Once you get past the basic thrill of finding some decrepit hulk of a car out in a field or obscure for-sale listing, your attention shifts to getting it all functional again. Bringing something back to life is just fun, so much so that we based our whole Redline Rebuild engine series around it. I decided to give it a shot with a crusty flat-six that had been lurking in the corner of my garage.
This engine was included with the purchase of my 1965 Chevrolet Corvair Corsa, and the seller claimed it was original to the car. With Corvairs, there is no documentation available that can confirm such a claim; the numbers between body and engine are not identical and thus cannot be used for reference. The two-digit date code, however, does confirm it is the correct build for what the car would have been equipped with from the factory.
However, my Corvair is not a restoration project, and I don’t feel the need to put this engine back in the car. I never even spent time looking into what could be wrong with it beyond the obvious oil leaking on the floor for the last few years. The seller told me it dropped a valve seat, but could there also be something else? Or maybe it’s not as bad as he thought?
In Episode Six a few weeks ago, I asked you viewers what you would like to see from that engine. The ideas ranged from mild to wild, and (fortunately) very few included explosives. The first suggestion on the list was to see if I could get it to run, which I was absolutely game to try.
With the engine on the floor and missing parts, I looked to my white coupe to supply known good pieces that would hopefully help coax the grimy mess to make good noises. The starter and primary carburetors were the main things, and the ignition system is actually the old points system that was in the car before I switched to electronic ignition a few years ago.
These parts didn’t make for success, though. Instead of an exhaust roar, I learned of a knock on the driver’s side bank of cylinders and saw the top of a very mangled piston in the number one cylinder. I didn’t get it to run, but by trying I learned a lot about what might be going on inside the engine. Success by way of failure, maybe?

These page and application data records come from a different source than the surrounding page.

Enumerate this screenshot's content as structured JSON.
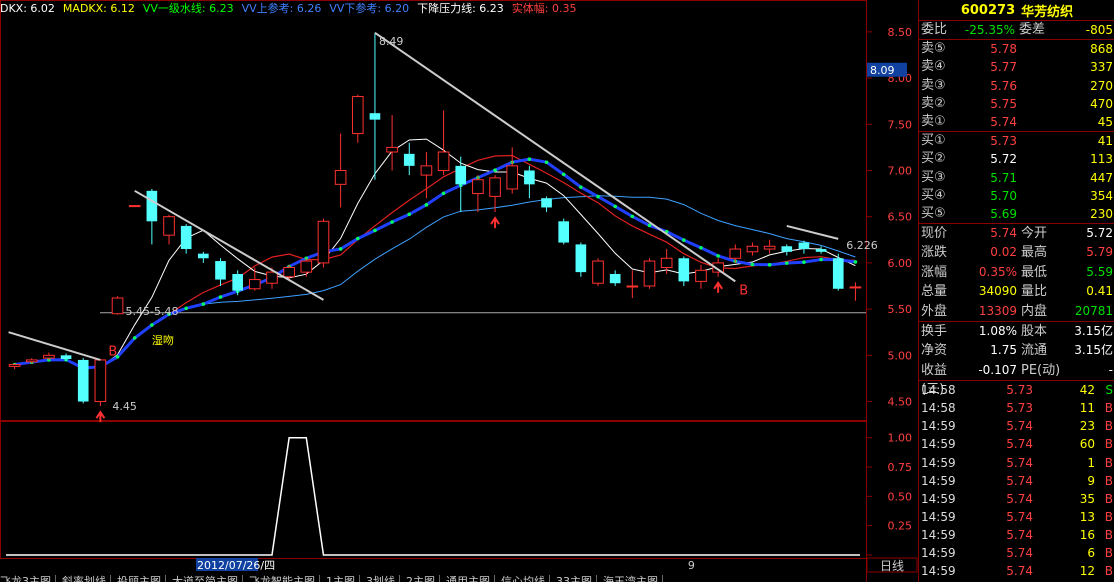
{
  "indicators": [
    {
      "label": "DKX: 6.02",
      "color": "#ffffff"
    },
    {
      "label": "MADKX: 6.12",
      "color": "#ffff00"
    },
    {
      "label": "VV一级水线: 6.23",
      "color": "#00ff00"
    },
    {
      "label": "VV上参考: 6.26",
      "color": "#4080ff"
    },
    {
      "label": "VV下参考: 6.20",
      "color": "#4080ff"
    },
    {
      "label": "下降压力线: 6.23",
      "color": "#ffffff"
    },
    {
      "label": "实体幅: 0.35",
      "color": "#ff4040"
    }
  ],
  "chart_data": {
    "type": "candlestick",
    "y_axis_ticks": [
      "8.50",
      "8.00",
      "7.50",
      "7.00",
      "6.50",
      "6.00",
      "5.50",
      "5.00",
      "4.50"
    ],
    "ylim": [
      4.3,
      8.65
    ],
    "current_price_marker": "8.09",
    "candles": [
      {
        "o": 4.88,
        "c": 4.9,
        "h": 4.91,
        "l": 4.85
      },
      {
        "o": 4.93,
        "c": 4.95,
        "h": 4.97,
        "l": 4.91
      },
      {
        "o": 4.97,
        "c": 5.0,
        "h": 5.03,
        "l": 4.95
      },
      {
        "o": 5.0,
        "c": 4.96,
        "h": 5.02,
        "l": 4.94
      },
      {
        "o": 4.95,
        "c": 4.5,
        "h": 4.97,
        "l": 4.48
      },
      {
        "o": 4.5,
        "c": 4.95,
        "h": 4.96,
        "l": 4.45
      },
      {
        "o": 5.45,
        "c": 5.62,
        "h": 5.64,
        "l": 5.44
      },
      {
        "o": 6.62,
        "c": 6.62,
        "h": 6.62,
        "l": 6.62
      },
      {
        "o": 6.78,
        "c": 6.45,
        "h": 6.8,
        "l": 6.2
      },
      {
        "o": 6.3,
        "c": 6.5,
        "h": 6.52,
        "l": 6.2
      },
      {
        "o": 6.4,
        "c": 6.15,
        "h": 6.42,
        "l": 6.1
      },
      {
        "o": 6.1,
        "c": 6.05,
        "h": 6.12,
        "l": 6.0
      },
      {
        "o": 6.02,
        "c": 5.82,
        "h": 6.05,
        "l": 5.75
      },
      {
        "o": 5.88,
        "c": 5.7,
        "h": 5.92,
        "l": 5.65
      },
      {
        "o": 5.72,
        "c": 5.82,
        "h": 5.95,
        "l": 5.7
      },
      {
        "o": 5.78,
        "c": 5.9,
        "h": 5.95,
        "l": 5.72
      },
      {
        "o": 5.85,
        "c": 5.95,
        "h": 5.98,
        "l": 5.8
      },
      {
        "o": 5.9,
        "c": 6.02,
        "h": 6.05,
        "l": 5.85
      },
      {
        "o": 6.0,
        "c": 6.45,
        "h": 6.48,
        "l": 5.95
      },
      {
        "o": 6.85,
        "c": 7.0,
        "h": 7.4,
        "l": 6.6
      },
      {
        "o": 7.4,
        "c": 7.8,
        "h": 7.82,
        "l": 7.3
      },
      {
        "o": 7.62,
        "c": 7.55,
        "h": 8.49,
        "l": 6.9
      },
      {
        "o": 7.2,
        "c": 7.25,
        "h": 7.6,
        "l": 7.0
      },
      {
        "o": 7.18,
        "c": 7.05,
        "h": 7.3,
        "l": 6.95
      },
      {
        "o": 6.95,
        "c": 7.05,
        "h": 7.2,
        "l": 6.7
      },
      {
        "o": 7.0,
        "c": 7.2,
        "h": 7.65,
        "l": 6.95
      },
      {
        "o": 7.05,
        "c": 6.85,
        "h": 7.15,
        "l": 6.55
      },
      {
        "o": 6.75,
        "c": 6.9,
        "h": 6.95,
        "l": 6.55
      },
      {
        "o": 6.72,
        "c": 6.92,
        "h": 6.95,
        "l": 6.55
      },
      {
        "o": 6.8,
        "c": 7.05,
        "h": 7.25,
        "l": 6.75
      },
      {
        "o": 7.0,
        "c": 6.85,
        "h": 7.05,
        "l": 6.7
      },
      {
        "o": 6.7,
        "c": 6.6,
        "h": 6.72,
        "l": 6.55
      },
      {
        "o": 6.45,
        "c": 6.22,
        "h": 6.48,
        "l": 6.2
      },
      {
        "o": 6.2,
        "c": 5.9,
        "h": 6.22,
        "l": 5.85
      },
      {
        "o": 5.78,
        "c": 6.02,
        "h": 6.05,
        "l": 5.75
      },
      {
        "o": 5.88,
        "c": 5.78,
        "h": 5.92,
        "l": 5.75
      },
      {
        "o": 5.75,
        "c": 5.75,
        "h": 5.92,
        "l": 5.62
      },
      {
        "o": 5.75,
        "c": 6.02,
        "h": 6.05,
        "l": 5.72
      },
      {
        "o": 5.95,
        "c": 6.05,
        "h": 6.15,
        "l": 5.88
      },
      {
        "o": 6.05,
        "c": 5.8,
        "h": 6.07,
        "l": 5.75
      },
      {
        "o": 5.8,
        "c": 5.92,
        "h": 5.98,
        "l": 5.72
      },
      {
        "o": 5.9,
        "c": 6.0,
        "h": 6.05,
        "l": 5.85
      },
      {
        "o": 6.05,
        "c": 6.15,
        "h": 6.2,
        "l": 6.0
      },
      {
        "o": 6.12,
        "c": 6.18,
        "h": 6.22,
        "l": 6.08
      },
      {
        "o": 6.15,
        "c": 6.18,
        "h": 6.25,
        "l": 6.1
      },
      {
        "o": 6.18,
        "c": 6.12,
        "h": 6.2,
        "l": 6.08
      },
      {
        "o": 6.22,
        "c": 6.15,
        "h": 6.24,
        "l": 6.1
      },
      {
        "o": 6.15,
        "c": 6.12,
        "h": 6.18,
        "l": 6.1
      },
      {
        "o": 6.05,
        "c": 5.72,
        "h": 6.1,
        "l": 5.7
      },
      {
        "o": 5.74,
        "c": 5.74,
        "h": 5.79,
        "l": 5.59
      }
    ],
    "annotations": {
      "high_label": "8.49",
      "low_label": "4.45",
      "range_label": "5.45-5.48",
      "note_label": "湿吻",
      "line_end_label": "6.226",
      "signal_label": "B"
    },
    "lower_panel": {
      "y_axis_ticks": [
        "1.00",
        "0.75",
        "0.50",
        "0.25",
        "0.00"
      ],
      "ylim": [
        0,
        1.1
      ],
      "pulse": {
        "start": 15,
        "peak_start": 16,
        "peak_end": 17,
        "end": 18
      }
    },
    "x_date_label": "2012/07/26/四",
    "x_month_label": "9",
    "period_label": "日线"
  },
  "quote": {
    "code": "600273",
    "name": "华芳纺织",
    "weibi_label": "委比",
    "weibi_value": "-25.35%",
    "weicha_label": "委差",
    "weicha_value": "-805",
    "asks": [
      {
        "label": "卖⑤",
        "price": "5.78",
        "vol": "868"
      },
      {
        "label": "卖④",
        "price": "5.77",
        "vol": "337"
      },
      {
        "label": "卖③",
        "price": "5.76",
        "vol": "270"
      },
      {
        "label": "卖②",
        "price": "5.75",
        "vol": "470"
      },
      {
        "label": "卖①",
        "price": "5.74",
        "vol": "45"
      }
    ],
    "bids": [
      {
        "label": "买①",
        "price": "5.73",
        "vol": "41",
        "color": "red"
      },
      {
        "label": "买②",
        "price": "5.72",
        "vol": "113",
        "color": "white"
      },
      {
        "label": "买③",
        "price": "5.71",
        "vol": "447",
        "color": "green"
      },
      {
        "label": "买④",
        "price": "5.70",
        "vol": "354",
        "color": "green"
      },
      {
        "label": "买⑤",
        "price": "5.69",
        "vol": "230",
        "color": "green"
      }
    ],
    "stats": [
      {
        "l1": "现价",
        "v1": "5.74",
        "c1": "red",
        "l2": "今开",
        "v2": "5.72",
        "c2": "white"
      },
      {
        "l1": "涨跌",
        "v1": "0.02",
        "c1": "red",
        "l2": "最高",
        "v2": "5.79",
        "c2": "red"
      },
      {
        "l1": "涨幅",
        "v1": "0.35%",
        "c1": "red",
        "l2": "最低",
        "v2": "5.59",
        "c2": "green"
      },
      {
        "l1": "总量",
        "v1": "34090",
        "c1": "yellow",
        "l2": "量比",
        "v2": "0.41",
        "c2": "yellow"
      },
      {
        "l1": "外盘",
        "v1": "13309",
        "c1": "red",
        "l2": "内盘",
        "v2": "20781",
        "c2": "green"
      }
    ],
    "stats2": [
      {
        "l1": "换手",
        "v1": "1.08%",
        "c1": "white",
        "l2": "股本",
        "v2": "3.15亿",
        "c2": "white"
      },
      {
        "l1": "净资",
        "v1": "1.75",
        "c1": "white",
        "l2": "流通",
        "v2": "3.15亿",
        "c2": "white"
      },
      {
        "l1": "收益(三)",
        "v1": "-0.107",
        "c1": "white",
        "l2": "PE(动)",
        "v2": "-",
        "c2": "white"
      }
    ],
    "ticks": [
      {
        "t": "14:58",
        "p": "5.73",
        "v": "42",
        "d": "S",
        "dc": "green"
      },
      {
        "t": "14:58",
        "p": "5.73",
        "v": "11",
        "d": "B",
        "dc": "red"
      },
      {
        "t": "14:59",
        "p": "5.74",
        "v": "23",
        "d": "B",
        "dc": "red"
      },
      {
        "t": "14:59",
        "p": "5.74",
        "v": "60",
        "d": "B",
        "dc": "red"
      },
      {
        "t": "14:59",
        "p": "5.74",
        "v": "1",
        "d": "B",
        "dc": "red"
      },
      {
        "t": "14:59",
        "p": "5.74",
        "v": "9",
        "d": "B",
        "dc": "red"
      },
      {
        "t": "14:59",
        "p": "5.74",
        "v": "35",
        "d": "B",
        "dc": "red"
      },
      {
        "t": "14:59",
        "p": "5.74",
        "v": "13",
        "d": "B",
        "dc": "red"
      },
      {
        "t": "14:59",
        "p": "5.74",
        "v": "16",
        "d": "B",
        "dc": "red"
      },
      {
        "t": "14:59",
        "p": "5.74",
        "v": "6",
        "d": "B",
        "dc": "red"
      },
      {
        "t": "14:59",
        "p": "5.74",
        "v": "12",
        "d": "B",
        "dc": "red"
      }
    ]
  },
  "bottom_tabs": [
    "飞龙3主图",
    "斜率划线",
    "投顾主图",
    "大道至简主图",
    "飞龙智能主图",
    "1主图",
    "3划线",
    "2主图",
    "通用主图",
    "信心均线",
    "33主图",
    "海王湾主图"
  ],
  "colors": {
    "up": "#ff3030",
    "down": "#54ffff",
    "ma_white": "#ffffff",
    "ma_red": "#e02020",
    "ma_blue": "#3ca0ff",
    "grid_red": "#8b0000"
  }
}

Next I’ll tear it down, inspect the damage, and talk through some of the details that make the flat-six Corvair engine unique compared to other Chevrolet designs of the era. To follow along with this and other adventures from inside my humble home garage, be sure to subscribe to the Hagerty YouTube channel.